• **Task prompt**
All of the data is to be set down again without any alteration.

Entries from a dataset of interfaces
>>>>

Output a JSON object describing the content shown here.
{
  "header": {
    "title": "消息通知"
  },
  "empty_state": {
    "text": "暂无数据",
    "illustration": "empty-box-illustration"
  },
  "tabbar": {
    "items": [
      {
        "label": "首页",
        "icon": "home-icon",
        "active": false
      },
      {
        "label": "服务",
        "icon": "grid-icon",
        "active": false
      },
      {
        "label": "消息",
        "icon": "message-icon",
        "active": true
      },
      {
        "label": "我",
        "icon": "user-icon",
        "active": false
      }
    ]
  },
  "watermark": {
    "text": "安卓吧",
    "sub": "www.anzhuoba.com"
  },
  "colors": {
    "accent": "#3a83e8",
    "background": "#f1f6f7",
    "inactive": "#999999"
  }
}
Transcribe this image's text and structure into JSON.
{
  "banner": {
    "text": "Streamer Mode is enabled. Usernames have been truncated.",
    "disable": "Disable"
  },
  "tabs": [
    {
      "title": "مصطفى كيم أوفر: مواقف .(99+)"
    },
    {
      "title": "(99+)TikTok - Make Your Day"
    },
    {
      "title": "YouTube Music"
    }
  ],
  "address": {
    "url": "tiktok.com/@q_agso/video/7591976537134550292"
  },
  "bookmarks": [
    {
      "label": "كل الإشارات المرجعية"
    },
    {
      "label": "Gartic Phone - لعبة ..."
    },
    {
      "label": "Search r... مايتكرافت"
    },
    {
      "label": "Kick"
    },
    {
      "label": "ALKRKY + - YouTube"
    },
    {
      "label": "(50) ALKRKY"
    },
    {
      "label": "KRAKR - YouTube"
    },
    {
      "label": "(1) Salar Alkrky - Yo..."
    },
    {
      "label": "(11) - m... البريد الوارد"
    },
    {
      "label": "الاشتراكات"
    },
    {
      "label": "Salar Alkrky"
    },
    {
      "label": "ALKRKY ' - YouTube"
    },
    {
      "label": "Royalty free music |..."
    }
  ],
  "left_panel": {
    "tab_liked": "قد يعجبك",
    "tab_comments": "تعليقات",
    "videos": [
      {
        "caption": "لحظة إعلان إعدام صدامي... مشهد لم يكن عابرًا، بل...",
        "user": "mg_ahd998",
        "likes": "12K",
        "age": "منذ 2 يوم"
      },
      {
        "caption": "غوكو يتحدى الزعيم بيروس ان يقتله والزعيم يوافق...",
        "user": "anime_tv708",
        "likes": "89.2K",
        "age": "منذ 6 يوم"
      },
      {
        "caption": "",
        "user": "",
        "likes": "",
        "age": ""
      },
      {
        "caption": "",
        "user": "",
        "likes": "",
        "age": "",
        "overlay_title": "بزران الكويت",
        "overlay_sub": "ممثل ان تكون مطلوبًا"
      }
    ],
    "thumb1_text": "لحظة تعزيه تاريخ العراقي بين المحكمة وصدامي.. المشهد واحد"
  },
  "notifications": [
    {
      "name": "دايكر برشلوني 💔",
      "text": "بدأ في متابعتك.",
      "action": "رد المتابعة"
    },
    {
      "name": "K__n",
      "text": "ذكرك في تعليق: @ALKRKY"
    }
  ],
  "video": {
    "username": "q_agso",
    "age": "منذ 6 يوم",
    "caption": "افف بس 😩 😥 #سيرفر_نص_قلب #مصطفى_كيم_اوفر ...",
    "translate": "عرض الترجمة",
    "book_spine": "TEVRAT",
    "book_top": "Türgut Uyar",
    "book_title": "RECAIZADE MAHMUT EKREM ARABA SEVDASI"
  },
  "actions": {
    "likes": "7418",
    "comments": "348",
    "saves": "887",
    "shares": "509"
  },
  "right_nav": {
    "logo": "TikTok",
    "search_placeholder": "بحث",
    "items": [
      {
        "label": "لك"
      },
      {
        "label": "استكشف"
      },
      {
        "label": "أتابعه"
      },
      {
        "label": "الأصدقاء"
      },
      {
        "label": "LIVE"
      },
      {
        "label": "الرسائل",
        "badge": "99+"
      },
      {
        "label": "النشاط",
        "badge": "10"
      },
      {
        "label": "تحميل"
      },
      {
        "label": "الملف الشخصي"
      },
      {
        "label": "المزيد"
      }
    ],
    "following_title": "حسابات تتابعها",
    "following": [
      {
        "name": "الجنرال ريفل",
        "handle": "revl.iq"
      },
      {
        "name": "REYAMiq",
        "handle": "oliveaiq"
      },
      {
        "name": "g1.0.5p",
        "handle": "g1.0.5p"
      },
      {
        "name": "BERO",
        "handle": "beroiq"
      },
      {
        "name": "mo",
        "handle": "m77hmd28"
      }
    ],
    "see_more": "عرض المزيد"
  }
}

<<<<

• **Answer for the task**
Output a JSON object describing the content shown here.
{
  "header": {
    "title": "消息通知"
  },
  "empty_state": {
    "text": "暂无数据",
    "illustration": "empty-box-illustration"
  },
  "tabbar": {
    "items": [
      {
        "label": "首页",
        "icon": "home-icon",
        "active": false
      },
      {
        "label": "服务",
        "icon": "grid-icon",
        "active": false
      },
      {
        "label": "消息",
        "icon": "message-icon",
        "active": true
      },
      {
        "label": "我",
        "icon": "user-icon",
        "active": false
      }
    ]
  },
  "watermark": {
    "text": "安卓吧",
    "sub": "www.anzhuoba.com"
  },
  "colors": {
    "accent": "#3a83e8",
    "background": "#f1f6f7",
    "inactive": "#999999"
  }
}
Transcribe this image's text and structure into JSON.
{
  "banner": {
    "text": "Streamer Mode is enabled. Usernames have been truncated.",
    "disable": "Disable"
  },
  "tabs": [
    {
      "title": "مصطفى كيم أوفر: مواقف .(99+)"
    },
    {
      "title": "(99+)TikTok - Make Your Day"
    },
    {
      "title": "YouTube Music"
    }
  ],
  "address": {
    "url": "tiktok.com/@q_agso/video/7591976537134550292"
  },
  "bookmarks": [
    {
      "label": "كل الإشارات المرجعية"
    },
    {
      "label": "Gartic Phone - لعبة ..."
    },
    {
      "label": "Search r... مايتكرافت"
    },
    {
      "label": "Kick"
    },
    {
      "label": "ALKRKY + - YouTube"
    },
    {
      "label": "(50) ALKRKY"
    },
    {
      "label": "KRAKR - YouTube"
    },
    {
      "label": "(1) Salar Alkrky - Yo..."
    },
    {
      "label": "(11) - m... البريد الوارد"
    },
    {
      "label": "الاشتراكات"
    },
    {
      "label": "Salar Alkrky"
    },
    {
      "label": "ALKRKY ' - YouTube"
    },
    {
      "label": "Royalty free music |..."
    }
  ],
  "left_panel": {
    "tab_liked": "قد يعجبك",
    "tab_comments": "تعليقات",
    "videos": [
      {
        "caption": "لحظة إعلان إعدام صدامي... مشهد لم يكن عابرًا، بل...",
        "user": "mg_ahd998",
        "likes": "12K",
        "age": "منذ 2 يوم"
      },
      {
        "caption": "غوكو يتحدى الزعيم بيروس ان يقتله والزعيم يوافق...",
        "user": "anime_tv708",
        "likes": "89.2K",
        "age": "منذ 6 يوم"
      },
      {
        "caption": "",
        "user": "",
        "likes": "",
        "age": ""
      },
      {
        "caption": "",
        "user": "",
        "likes": "",
        "age": "",
        "overlay_title": "بزران الكويت",
        "overlay_sub": "ممثل ان تكون مطلوبًا"
      }
    ],
    "thumb1_text": "لحظة تعزيه تاريخ العراقي بين المحكمة وصدامي.. المشهد واحد"
  },
  "notifications": [
    {
      "name": "دايكر برشلوني 💔",
      "text": "بدأ في متابعتك.",
      "action": "رد المتابعة"
    },
    {
      "name": "K__n",
      "text": "ذكرك في تعليق: @ALKRKY"
    }
  ],
  "video": {
    "username": "q_agso",
    "age": "منذ 6 يوم",
    "caption": "افف بس 😩 😥 #سيرفر_نص_قلب #مصطفى_كيم_اوفر ...",
    "translate": "عرض الترجمة",
    "book_spine": "TEVRAT",
    "book_top": "Türgut Uyar",
    "book_title": "RECAIZADE MAHMUT EKREM ARABA SEVDASI"
  },
  "actions": {
    "likes": "7418",
    "comments": "348",
    "saves": "887",
    "shares": "509"
  },
  "right_nav": {
    "logo": "TikTok",
    "search_placeholder": "بحث",
    "items": [
      {
        "label": "لك"
      },
      {
        "label": "استكشف"
      },
      {
        "label": "أتابعه"
      },
      {
        "label": "الأصدقاء"
      },
      {
        "label": "LIVE"
      },
      {
        "label": "الرسائل",
        "badge": "99+"
      },
      {
        "label": "النشاط",
        "badge": "10"
      },
      {
        "label": "تحميل"
      },
      {
        "label": "الملف الشخصي"
      },
      {
        "label": "المزيد"
      }
    ],
    "following_title": "حسابات تتابعها",
    "following": [
      {
        "name": "الجنرال ريفل",
        "handle": "revl.iq"
      },
      {
        "name": "REYAMiq",
        "handle": "oliveaiq"
      },
      {
        "name": "g1.0.5p",
        "handle": "g1.0.5p"
      },
      {
        "name": "BERO",
        "handle": "beroiq"
      },
      {
        "name": "mo",
        "handle": "m77hmd28"
      }
    ],
    "see_more": "عرض المزيد"
  }
}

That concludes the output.